In terms of recent results, the two sides cannot be separated with the Boomers and Fire winning three of their past five outings to highlight just how evenly poised they are. There has not been too much time between their last encounter with the second and fourth ranked sides meeting in Round 5, when Townsville Fire reigned supreme by six points. The Fire had the better of Melbourne, making them work in overdrive and shutting down a couple of their key figures, an area Melbourne will be hoping to address ahead of their preliminary final clash tonight.
Statistically speaking, the Fire have proven to be more potent in attack than their competitors; averaging 82 points across their 14 games while the Boomers have managed a lesser total of 77. If the Fire are able to find easy avenue to the basket, the Boomers could be in trouble.
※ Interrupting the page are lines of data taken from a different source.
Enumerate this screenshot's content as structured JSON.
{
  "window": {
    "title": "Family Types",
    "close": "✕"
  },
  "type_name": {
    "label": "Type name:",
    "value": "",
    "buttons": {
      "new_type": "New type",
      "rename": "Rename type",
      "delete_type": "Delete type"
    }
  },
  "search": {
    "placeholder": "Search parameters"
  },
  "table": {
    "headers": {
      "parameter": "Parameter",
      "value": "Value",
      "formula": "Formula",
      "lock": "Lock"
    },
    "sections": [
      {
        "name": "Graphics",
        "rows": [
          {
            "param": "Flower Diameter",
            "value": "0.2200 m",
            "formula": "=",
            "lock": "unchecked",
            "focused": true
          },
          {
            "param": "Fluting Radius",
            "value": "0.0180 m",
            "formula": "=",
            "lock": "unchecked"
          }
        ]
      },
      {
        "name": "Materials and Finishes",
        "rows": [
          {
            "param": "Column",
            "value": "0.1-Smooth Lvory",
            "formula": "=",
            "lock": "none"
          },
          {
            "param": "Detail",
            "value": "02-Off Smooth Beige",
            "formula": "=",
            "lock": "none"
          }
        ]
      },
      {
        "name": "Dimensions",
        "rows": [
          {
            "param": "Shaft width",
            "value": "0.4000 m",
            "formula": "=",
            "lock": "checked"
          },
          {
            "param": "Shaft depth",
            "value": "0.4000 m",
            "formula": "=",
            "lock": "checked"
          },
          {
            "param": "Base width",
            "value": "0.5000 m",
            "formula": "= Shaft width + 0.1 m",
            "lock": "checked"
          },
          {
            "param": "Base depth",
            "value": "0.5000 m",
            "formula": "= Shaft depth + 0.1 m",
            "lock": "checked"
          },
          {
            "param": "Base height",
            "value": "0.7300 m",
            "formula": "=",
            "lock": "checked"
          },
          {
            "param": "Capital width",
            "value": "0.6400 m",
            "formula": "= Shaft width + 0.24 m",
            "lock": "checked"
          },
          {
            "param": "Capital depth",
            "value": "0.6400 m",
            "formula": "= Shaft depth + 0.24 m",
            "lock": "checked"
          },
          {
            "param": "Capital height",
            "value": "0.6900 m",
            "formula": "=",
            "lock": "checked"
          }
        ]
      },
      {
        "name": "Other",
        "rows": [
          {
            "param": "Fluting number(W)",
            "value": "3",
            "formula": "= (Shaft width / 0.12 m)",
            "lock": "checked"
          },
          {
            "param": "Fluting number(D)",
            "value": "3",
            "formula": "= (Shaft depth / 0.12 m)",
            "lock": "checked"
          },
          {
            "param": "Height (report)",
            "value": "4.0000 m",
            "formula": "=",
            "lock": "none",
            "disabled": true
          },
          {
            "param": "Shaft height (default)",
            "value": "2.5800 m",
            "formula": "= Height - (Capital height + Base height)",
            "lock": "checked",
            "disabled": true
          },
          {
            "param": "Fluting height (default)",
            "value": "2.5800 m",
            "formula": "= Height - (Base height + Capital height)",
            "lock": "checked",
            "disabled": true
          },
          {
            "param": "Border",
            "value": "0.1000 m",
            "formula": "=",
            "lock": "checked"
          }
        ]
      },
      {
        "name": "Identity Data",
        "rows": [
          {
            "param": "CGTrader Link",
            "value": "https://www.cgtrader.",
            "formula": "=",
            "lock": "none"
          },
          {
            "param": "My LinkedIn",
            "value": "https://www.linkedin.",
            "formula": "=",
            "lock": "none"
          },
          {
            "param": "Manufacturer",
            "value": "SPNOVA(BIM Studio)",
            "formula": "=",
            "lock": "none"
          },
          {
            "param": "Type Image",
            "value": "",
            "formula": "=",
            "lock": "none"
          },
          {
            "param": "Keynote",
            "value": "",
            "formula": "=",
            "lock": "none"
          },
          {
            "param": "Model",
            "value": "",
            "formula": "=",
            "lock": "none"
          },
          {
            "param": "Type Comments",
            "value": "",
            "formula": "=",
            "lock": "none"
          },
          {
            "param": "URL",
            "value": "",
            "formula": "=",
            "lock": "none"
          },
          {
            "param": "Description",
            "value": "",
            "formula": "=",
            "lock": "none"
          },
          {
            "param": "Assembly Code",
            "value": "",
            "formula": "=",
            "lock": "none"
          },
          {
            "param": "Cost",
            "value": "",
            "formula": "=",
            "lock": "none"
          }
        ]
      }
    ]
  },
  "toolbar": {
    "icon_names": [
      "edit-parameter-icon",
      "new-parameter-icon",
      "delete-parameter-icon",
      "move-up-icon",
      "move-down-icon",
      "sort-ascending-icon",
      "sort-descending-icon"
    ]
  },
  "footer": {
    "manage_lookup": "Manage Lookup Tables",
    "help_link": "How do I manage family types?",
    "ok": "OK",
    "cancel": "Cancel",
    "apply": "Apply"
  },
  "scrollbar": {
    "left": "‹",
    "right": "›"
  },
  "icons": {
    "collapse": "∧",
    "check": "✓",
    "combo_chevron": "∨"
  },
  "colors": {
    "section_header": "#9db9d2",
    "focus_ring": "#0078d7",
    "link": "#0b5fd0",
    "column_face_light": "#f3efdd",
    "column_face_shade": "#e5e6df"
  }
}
However, the Boomers’ strength lies in their defensive prowess with the side recognised for its ability to slow down opposition teams and be a real menace off the backboards, boasting 30 more rebounds than the Fire (565-535). Melbourne also reigns supreme in blocks (62-21) and steals (108-105) indicating its defensive minded techniques. When it comes to shooting percentage it is hard to split the two, however the Fire have the upper hand in all areas; going at 46.3 per cent from the field, 75.4 from the charity strip and 35.1 per cent from outside the arc compared to Melbourne’s 43.4, 73.2 and 33.1 respectively.
There are plenty of exciting players across the court with Lauren Nicholson and Shyla Heal likely to light it up for Townsville. Nicholson was awarded All-WNBL honours for her performances throughout the season, averaging 18.5 points, 3.5 rebounds, 2.4 assists, 1.4 steals, 0.08 steals while shooting at a 48.1 field goal percentage. Heal has also been recognised for her breakout season, winning the Youth Player of the Year award and will be eager to keep her scintillating form going heading into the preliminary final. She has registered averages of 15.2 points, 4.8 rebounds, 3.2 assists and 1.2 steals per game while another one to keep an eye out for is Zitina Aokuso, with her ability to come on and impact the play. Players such as Kate Gaze, Nadeen Payne and Stephanie Reid are also handy inclusions that are able to make a splash.
The Boomers are not without their plethora of stars, with Ezi Magbegor leading the pack. The defensive star averages some impressive numbers (14.8 points, 8.6 rebounds, 1.5 assists, 0.8 steals and 1.1 blocks) and knows what it takes to perform on the big stage, converting at a 56.2 per cent clip. Partner in crime and Boomers captain, Cayla George is another dynamite player, able to leave a lasting imprint with her hot hand and rebounding ability; averaging 14.1 points, 9.4 rebounds, 3.3 assists, 1.4 steals and a little over a block a game. Maddy Garrick also has an uncanny ability to sense the moment and star, amassing averages of 10.9 points a game, 2.8 rebounds and 2.7 assists. Meanwhile, Tess Madgen is a force to be reckoned with alongside the likes of Ashleigh Karaitiana and Kalani Purcell.